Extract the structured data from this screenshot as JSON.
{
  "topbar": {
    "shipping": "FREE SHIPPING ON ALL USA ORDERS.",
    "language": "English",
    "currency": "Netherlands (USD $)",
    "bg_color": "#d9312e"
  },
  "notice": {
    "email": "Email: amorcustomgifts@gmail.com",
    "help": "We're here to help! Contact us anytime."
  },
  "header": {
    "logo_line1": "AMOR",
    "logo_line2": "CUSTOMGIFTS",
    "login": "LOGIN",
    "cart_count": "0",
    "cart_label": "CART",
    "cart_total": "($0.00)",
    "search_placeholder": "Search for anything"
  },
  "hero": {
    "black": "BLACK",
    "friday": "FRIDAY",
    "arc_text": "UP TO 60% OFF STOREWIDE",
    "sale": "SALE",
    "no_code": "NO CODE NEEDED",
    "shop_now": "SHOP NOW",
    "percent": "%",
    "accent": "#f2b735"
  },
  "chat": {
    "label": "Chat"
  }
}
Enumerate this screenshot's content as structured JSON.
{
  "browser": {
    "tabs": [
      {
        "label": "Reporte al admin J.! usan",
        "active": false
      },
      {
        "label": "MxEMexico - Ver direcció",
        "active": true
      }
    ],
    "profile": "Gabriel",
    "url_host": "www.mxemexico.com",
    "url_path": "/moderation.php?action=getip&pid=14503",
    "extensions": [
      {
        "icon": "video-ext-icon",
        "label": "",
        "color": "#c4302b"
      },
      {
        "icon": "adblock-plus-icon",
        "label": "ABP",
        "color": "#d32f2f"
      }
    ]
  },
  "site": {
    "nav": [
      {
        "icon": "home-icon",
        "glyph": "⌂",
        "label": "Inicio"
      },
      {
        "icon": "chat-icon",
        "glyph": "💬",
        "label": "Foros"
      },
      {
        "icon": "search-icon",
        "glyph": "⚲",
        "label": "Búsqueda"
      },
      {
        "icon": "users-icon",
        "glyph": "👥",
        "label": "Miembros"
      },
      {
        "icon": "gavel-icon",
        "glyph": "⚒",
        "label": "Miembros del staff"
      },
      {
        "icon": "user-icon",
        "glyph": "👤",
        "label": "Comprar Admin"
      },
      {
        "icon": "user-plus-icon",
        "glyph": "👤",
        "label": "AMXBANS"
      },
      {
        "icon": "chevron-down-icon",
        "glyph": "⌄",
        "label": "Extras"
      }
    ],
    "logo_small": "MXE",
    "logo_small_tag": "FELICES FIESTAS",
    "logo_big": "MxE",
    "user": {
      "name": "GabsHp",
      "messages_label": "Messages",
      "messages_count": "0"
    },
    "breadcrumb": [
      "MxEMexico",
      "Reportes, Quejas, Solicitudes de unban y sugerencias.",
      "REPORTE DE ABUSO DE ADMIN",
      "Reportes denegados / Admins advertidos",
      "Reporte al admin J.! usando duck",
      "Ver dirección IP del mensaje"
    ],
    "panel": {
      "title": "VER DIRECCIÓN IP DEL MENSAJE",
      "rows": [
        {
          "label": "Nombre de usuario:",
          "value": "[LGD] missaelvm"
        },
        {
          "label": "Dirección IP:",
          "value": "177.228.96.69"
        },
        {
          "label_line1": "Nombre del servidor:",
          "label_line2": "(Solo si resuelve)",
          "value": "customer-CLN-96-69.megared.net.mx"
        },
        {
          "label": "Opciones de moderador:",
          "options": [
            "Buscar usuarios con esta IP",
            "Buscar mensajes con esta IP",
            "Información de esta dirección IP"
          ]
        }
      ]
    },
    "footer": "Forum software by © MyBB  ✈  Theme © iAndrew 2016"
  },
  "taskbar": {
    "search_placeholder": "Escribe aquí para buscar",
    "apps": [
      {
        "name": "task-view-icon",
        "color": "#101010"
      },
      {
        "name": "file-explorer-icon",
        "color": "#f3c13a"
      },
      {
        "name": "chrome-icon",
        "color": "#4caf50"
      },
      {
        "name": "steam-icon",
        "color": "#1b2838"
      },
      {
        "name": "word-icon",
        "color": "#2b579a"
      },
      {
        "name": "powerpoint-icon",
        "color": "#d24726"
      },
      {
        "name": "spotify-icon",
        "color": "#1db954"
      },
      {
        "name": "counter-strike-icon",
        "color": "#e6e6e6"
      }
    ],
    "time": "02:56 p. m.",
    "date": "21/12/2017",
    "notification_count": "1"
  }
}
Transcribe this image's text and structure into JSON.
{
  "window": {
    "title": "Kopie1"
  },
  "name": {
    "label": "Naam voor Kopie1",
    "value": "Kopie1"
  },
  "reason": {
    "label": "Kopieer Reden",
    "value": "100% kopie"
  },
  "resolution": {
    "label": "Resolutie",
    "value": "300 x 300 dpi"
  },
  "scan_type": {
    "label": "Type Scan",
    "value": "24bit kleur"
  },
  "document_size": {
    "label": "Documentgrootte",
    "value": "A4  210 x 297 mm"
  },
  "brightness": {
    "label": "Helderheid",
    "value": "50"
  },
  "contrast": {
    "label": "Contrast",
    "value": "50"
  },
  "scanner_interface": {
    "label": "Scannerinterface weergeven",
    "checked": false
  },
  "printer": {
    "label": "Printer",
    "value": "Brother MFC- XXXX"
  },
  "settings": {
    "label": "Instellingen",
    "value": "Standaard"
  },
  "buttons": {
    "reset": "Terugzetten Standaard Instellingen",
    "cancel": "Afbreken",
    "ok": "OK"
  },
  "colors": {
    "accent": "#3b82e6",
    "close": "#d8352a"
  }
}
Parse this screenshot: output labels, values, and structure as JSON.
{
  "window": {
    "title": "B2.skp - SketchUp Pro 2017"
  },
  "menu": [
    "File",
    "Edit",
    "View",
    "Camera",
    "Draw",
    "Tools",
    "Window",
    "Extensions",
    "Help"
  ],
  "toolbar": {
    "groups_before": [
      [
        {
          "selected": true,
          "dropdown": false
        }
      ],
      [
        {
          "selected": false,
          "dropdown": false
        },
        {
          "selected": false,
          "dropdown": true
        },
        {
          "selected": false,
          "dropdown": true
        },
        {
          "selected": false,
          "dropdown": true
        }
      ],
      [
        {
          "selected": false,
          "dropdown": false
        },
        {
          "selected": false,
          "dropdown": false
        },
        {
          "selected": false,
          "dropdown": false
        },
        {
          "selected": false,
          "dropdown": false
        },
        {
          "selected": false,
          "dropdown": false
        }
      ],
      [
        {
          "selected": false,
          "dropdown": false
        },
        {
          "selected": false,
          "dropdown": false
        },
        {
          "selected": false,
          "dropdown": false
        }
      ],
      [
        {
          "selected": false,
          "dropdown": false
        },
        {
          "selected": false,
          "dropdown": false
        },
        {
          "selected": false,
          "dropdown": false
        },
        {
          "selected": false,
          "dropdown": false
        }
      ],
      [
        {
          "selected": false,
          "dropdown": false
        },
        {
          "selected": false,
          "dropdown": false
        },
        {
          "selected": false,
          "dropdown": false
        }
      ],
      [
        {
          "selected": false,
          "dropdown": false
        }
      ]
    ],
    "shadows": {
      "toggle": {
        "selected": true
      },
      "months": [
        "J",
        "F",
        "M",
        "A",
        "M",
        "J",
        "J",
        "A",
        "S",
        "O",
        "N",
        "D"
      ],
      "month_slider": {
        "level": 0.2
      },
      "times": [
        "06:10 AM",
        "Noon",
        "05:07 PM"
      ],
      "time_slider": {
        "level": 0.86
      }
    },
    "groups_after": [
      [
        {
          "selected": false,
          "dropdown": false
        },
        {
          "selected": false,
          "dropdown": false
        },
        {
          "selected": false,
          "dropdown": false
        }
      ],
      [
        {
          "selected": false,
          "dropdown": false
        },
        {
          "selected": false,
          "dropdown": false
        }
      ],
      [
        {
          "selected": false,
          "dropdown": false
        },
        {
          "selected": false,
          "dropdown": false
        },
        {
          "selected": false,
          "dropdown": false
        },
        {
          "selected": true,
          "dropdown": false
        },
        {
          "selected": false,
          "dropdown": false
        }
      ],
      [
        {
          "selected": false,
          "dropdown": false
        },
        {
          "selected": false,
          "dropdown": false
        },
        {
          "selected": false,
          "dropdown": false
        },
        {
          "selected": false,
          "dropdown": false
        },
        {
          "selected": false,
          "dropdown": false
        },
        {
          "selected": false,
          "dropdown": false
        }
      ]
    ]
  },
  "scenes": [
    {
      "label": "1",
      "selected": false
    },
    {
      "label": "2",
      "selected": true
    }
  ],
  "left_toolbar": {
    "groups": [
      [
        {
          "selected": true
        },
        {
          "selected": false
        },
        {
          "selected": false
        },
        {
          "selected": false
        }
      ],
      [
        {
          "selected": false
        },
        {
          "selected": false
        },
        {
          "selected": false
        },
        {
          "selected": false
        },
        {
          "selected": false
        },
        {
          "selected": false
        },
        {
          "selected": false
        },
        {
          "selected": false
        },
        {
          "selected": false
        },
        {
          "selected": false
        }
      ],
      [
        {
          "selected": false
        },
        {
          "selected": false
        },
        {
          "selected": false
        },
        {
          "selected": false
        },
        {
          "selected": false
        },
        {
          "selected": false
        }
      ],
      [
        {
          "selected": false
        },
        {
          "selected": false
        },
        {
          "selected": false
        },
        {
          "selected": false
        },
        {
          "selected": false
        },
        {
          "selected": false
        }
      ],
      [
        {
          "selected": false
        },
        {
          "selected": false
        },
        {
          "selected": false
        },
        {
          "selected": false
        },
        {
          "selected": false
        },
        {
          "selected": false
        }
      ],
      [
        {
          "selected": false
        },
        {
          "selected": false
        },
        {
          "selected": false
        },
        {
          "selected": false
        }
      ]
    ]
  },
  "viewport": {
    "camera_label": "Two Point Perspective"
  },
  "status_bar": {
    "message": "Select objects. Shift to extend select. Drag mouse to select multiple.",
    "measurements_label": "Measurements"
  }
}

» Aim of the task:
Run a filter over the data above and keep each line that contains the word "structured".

» Response box:
Extract the structured data from this screenshot as JSON.
Enumerate this screenshot's content as structured JSON.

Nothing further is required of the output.